[Dataset entries]

──────────

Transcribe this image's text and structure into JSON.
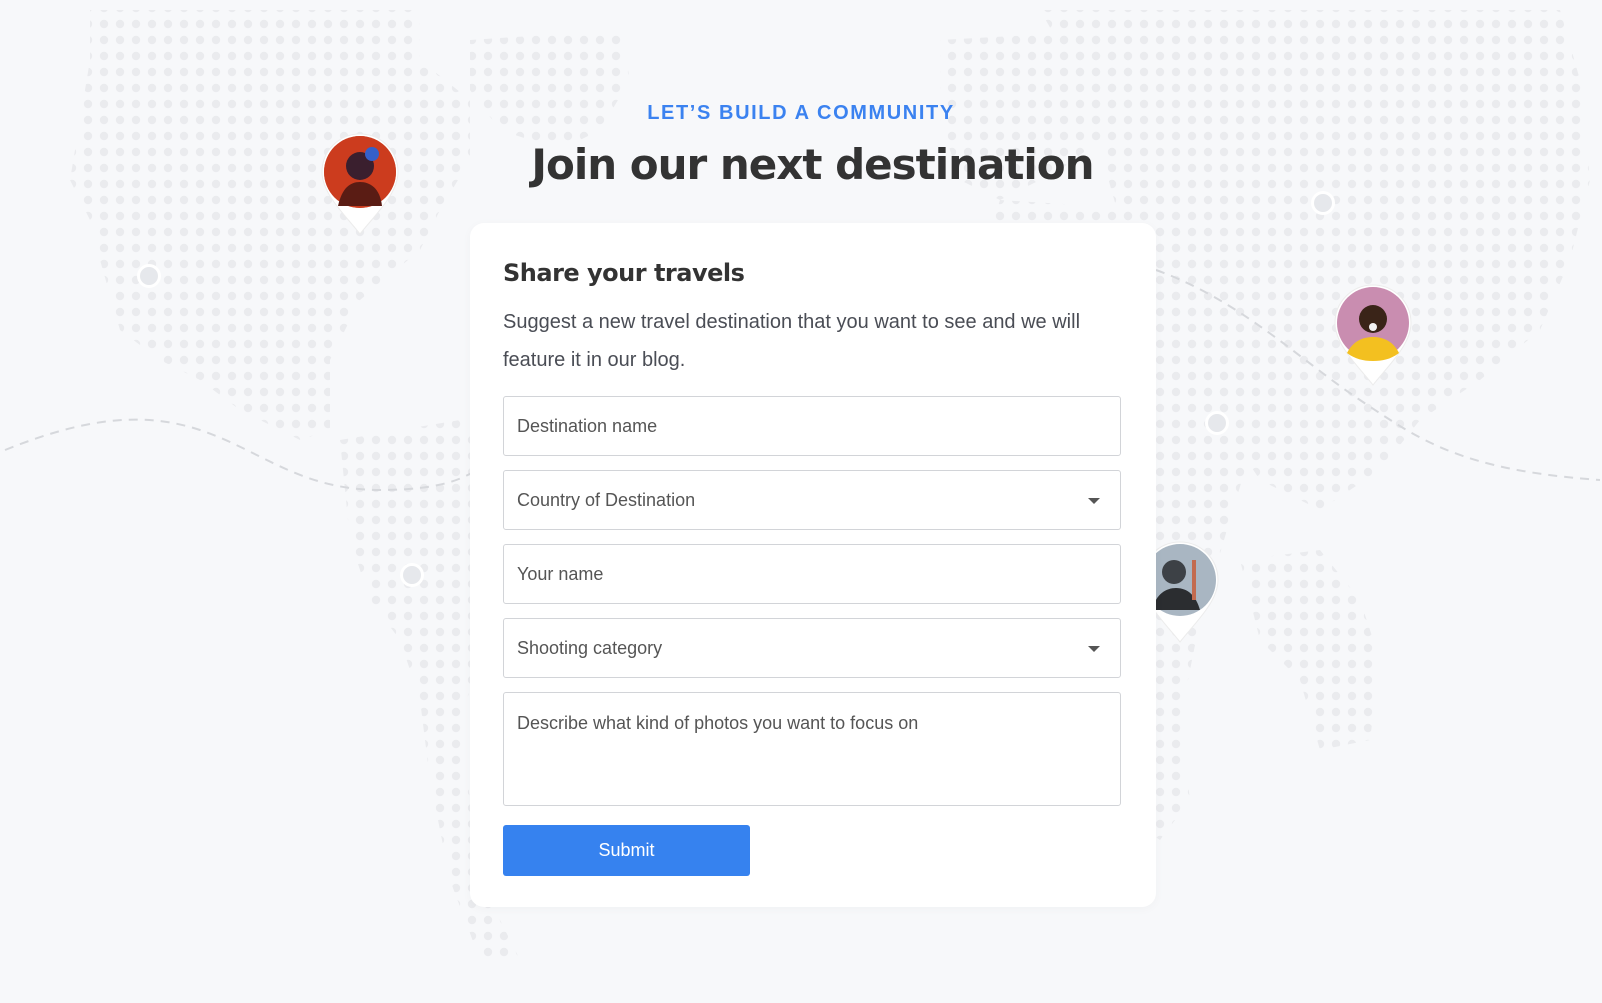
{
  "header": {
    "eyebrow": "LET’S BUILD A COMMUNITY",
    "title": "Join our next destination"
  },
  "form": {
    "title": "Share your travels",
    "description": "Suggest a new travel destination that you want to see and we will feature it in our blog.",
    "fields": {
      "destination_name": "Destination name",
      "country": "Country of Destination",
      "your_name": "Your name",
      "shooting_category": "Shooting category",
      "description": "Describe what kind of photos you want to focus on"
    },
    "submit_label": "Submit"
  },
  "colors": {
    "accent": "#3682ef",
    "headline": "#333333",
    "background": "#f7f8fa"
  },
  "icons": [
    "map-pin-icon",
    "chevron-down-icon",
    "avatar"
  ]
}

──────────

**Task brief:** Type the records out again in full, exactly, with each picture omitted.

**Response:**
Transcribe this image's text and structure into JSON.
{
  "header": {
    "eyebrow": "LET’S BUILD A COMMUNITY",
    "title": "Join our next destination"
  },
  "form": {
    "title": "Share your travels",
    "description": "Suggest a new travel destination that you want to see and we will feature it in our blog.",
    "fields": {
      "destination_name": "Destination name",
      "country": "Country of Destination",
      "your_name": "Your name",
      "shooting_category": "Shooting category",
      "description": "Describe what kind of photos you want to focus on"
    },
    "submit_label": "Submit"
  },
  "colors": {
    "accent": "#3682ef",
    "headline": "#333333",
    "background": "#f7f8fa"
  },
  "icons": [
    "map-pin-icon",
    "chevron-down-icon",
    "avatar"
  ]
}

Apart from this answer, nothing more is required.